→ Instructions for the task
Where a line holds the word "defaults", copy that line from the data below.

-- Material shown follows --

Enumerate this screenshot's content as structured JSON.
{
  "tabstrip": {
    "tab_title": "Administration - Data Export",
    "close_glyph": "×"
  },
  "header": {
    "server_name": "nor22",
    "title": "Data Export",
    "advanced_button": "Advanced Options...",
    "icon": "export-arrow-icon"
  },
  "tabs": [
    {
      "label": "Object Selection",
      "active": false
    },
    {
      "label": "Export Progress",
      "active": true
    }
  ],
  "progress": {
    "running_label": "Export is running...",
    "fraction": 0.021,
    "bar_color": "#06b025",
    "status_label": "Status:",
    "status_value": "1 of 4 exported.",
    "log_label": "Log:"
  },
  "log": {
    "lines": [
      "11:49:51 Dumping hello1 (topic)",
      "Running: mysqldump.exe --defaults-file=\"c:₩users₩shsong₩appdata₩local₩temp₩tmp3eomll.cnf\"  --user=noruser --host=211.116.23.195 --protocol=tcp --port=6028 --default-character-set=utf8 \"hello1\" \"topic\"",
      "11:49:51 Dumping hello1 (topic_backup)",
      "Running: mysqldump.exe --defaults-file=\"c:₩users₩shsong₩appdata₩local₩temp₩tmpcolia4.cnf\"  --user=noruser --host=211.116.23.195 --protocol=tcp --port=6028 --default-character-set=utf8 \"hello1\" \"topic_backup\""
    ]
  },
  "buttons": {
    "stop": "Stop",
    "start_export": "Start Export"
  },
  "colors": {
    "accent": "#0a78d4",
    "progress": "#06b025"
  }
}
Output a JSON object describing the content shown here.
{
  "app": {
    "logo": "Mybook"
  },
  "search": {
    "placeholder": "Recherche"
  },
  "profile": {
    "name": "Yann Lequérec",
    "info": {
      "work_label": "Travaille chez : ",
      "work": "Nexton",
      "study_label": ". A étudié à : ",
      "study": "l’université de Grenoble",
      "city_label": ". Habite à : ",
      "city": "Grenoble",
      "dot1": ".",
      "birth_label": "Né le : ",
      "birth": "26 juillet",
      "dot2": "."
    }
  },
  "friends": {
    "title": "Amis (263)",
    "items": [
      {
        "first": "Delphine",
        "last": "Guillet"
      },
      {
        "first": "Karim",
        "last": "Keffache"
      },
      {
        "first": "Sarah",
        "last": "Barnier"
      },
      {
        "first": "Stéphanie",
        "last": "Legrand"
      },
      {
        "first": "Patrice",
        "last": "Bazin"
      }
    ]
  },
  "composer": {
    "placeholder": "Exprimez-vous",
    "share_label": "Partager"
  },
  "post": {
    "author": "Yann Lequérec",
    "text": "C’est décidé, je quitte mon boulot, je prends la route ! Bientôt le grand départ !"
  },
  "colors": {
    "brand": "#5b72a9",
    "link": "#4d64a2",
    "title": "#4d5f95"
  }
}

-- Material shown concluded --

→ Solution to the exercise
      "Running: mysqldump.exe --defaults-file=\"c:₩users₩shsong₩appdata₩local₩temp₩tmp3eomll.cnf\"  --user=noruser --host=211.116.23.195 --protocol=tcp --port=6028 --default-character-set=utf8 \"hello1\" \"topic\"",
      "Running: mysqldump.exe --defaults-file=\"c:₩users₩shsong₩appdata₩local₩temp₩tmpcolia4.cnf\"  --user=noruser --host=211.116.23.195 --protocol=tcp --port=6028 --default-character-set=utf8 \"hello1\" \"topic_backup\""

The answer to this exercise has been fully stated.